Antivirus vendor F-Secure and the Internet Storm Center, a volunteer security group, separately urged businesses on Tuesday to use the unofficial patch, as Microsoft has not yet offered an authorized fix for the problem.
Microsoft, though, has advised businesses not to use third-party updates, even though its own patch won't be available until next Tuesday.
in Windows XP with Service Pack 1 and 2, as well as Windows Server 2003, security experts said.
Mikko Hypponen, director of antivirus research at F-Secure, said he believes corporations can trust the unofficial patch, which was created by security software developer Ilfak Guilfanov.
"This is a very unusual situation--we've never done this before. We trust Ilfak, and we know his patch works," Hypponen said. "We've confirmed the binary does what the source code said it does. We've installed the patch on 500 F-Secure computers, and have recommended all of our customers do the same. The businesses who have installed the patch have said it's highly successful."

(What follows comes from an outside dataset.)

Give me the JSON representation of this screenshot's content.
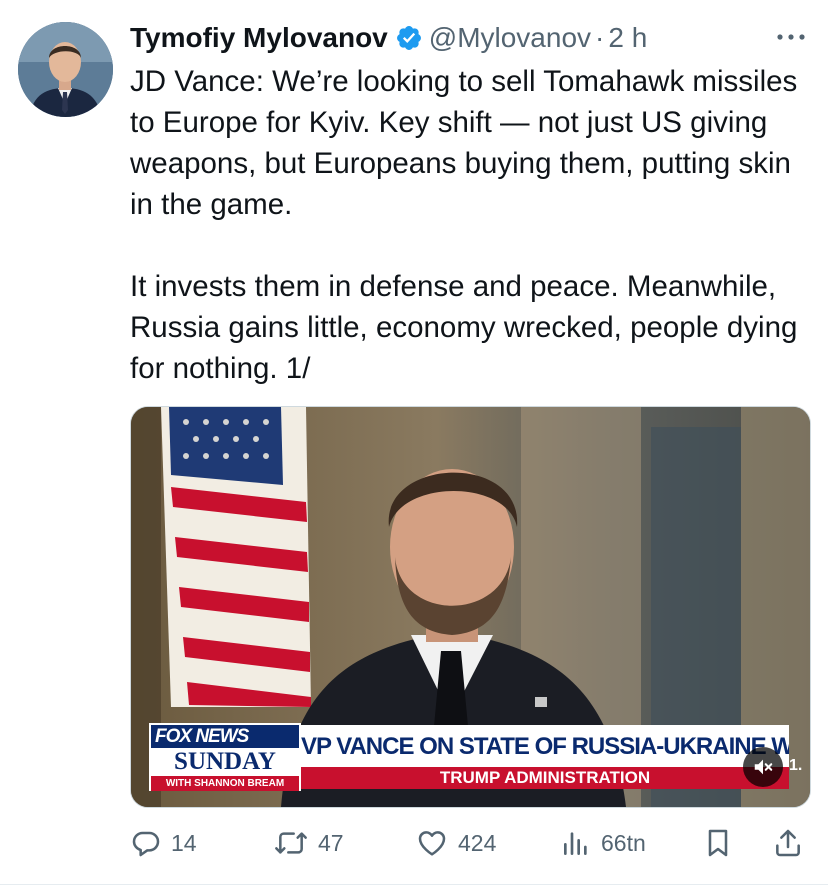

The Internet Storm Center admitted that many businesses would be very reluctant to deploy an unofficial patch on their systems, but insisted that such action is needed.
"We've received many e-mails from people saying that no one in a corporate environment will find using an unofficial patch acceptable," Tom Liston of the Internet Storm Center said in his blog. "Acceptable or not, folks, you have to trust someone in this situation."

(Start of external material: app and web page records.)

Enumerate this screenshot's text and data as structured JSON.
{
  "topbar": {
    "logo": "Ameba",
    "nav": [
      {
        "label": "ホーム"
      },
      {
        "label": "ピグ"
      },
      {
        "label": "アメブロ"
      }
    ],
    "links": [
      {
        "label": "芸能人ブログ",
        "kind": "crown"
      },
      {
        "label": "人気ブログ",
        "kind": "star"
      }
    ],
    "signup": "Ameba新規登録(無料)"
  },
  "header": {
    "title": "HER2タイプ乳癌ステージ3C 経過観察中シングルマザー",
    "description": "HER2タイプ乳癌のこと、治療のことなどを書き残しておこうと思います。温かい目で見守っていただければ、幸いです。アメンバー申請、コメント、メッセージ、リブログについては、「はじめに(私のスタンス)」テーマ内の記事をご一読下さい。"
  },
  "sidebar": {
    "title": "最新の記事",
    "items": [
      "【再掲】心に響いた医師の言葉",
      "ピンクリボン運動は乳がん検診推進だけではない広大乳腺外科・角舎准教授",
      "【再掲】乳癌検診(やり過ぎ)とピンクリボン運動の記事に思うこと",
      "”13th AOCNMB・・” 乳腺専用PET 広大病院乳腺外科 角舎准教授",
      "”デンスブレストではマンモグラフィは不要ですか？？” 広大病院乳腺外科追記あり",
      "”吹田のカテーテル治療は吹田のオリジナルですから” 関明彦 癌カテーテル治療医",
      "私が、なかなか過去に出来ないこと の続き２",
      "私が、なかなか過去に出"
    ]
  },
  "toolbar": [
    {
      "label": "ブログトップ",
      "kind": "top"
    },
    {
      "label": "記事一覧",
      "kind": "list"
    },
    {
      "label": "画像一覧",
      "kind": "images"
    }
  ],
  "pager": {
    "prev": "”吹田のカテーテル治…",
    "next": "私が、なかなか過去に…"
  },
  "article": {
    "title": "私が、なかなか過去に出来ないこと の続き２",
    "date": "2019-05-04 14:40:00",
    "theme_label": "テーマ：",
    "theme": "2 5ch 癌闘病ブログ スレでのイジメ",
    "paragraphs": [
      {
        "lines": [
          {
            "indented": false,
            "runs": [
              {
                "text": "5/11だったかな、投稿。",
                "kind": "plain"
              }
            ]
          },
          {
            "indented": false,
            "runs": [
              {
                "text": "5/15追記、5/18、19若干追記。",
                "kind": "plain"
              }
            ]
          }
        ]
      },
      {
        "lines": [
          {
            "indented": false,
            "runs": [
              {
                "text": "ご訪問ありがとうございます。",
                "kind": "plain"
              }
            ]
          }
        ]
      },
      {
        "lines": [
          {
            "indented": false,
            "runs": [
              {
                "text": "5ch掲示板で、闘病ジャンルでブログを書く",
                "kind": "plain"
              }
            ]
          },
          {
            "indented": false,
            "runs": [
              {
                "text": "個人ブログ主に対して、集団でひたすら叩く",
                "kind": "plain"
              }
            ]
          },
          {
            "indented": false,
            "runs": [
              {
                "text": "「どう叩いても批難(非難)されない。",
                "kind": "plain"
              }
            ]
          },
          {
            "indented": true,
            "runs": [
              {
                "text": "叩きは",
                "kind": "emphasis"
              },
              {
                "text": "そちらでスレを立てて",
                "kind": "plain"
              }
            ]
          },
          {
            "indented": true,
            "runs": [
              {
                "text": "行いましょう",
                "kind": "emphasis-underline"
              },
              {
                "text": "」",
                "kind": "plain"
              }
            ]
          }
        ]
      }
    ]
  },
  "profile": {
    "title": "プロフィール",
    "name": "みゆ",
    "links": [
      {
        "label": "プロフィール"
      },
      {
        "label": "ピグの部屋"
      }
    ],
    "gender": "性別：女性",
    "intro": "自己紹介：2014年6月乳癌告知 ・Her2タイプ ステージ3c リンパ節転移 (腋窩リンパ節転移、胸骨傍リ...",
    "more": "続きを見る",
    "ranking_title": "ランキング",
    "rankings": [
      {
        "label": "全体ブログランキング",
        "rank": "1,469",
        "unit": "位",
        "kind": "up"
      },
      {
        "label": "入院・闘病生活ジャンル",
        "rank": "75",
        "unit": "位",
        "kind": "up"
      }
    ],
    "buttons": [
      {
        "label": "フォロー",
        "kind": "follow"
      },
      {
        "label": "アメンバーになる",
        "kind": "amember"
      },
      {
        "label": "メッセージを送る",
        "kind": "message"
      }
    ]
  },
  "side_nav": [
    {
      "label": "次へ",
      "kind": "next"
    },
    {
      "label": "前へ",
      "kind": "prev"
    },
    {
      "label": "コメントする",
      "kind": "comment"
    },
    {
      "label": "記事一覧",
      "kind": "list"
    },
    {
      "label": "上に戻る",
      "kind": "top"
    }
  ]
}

Systems administrators can also work around the problem by unregistering a file called "shimgvw.dll".
"The very best response that our collective wisdom can create is contained in this advice--unregister shimgvw.dll and use the unofficial patch," Liston said.
A Microsoft representative advised businesses to wait for a week, as the software giant can't guarantee third-party updates will be effective.
"Microsoft recommends that customers download and deploy the security update for the WMF vulnerability that we are targeting for release on Jan. 10, 2006. Microsoft cannot provide assurance for independent third-party security updates," the representative said.
Security experts say the WMF exploit is potentially dangerous because conventional antivirus software and IDS (Intrusion Detection System) signatures do not recognize the malicious code in spam, as the exploit is sent in seemingly normal JPEG, GIF or bitmap files.
Hackers are increasingly using a wider variety of techniques to penetrate corporate defenses with attacks launched through different methods including spam, IM worms, and defaced and fake Web sites. Computer users need only visit a compromised or fake Web site to be attacked.
Click here to see Microsoft's security advisory about the WMF flaw.
Tom Espiner of ZDNet UK reported from London.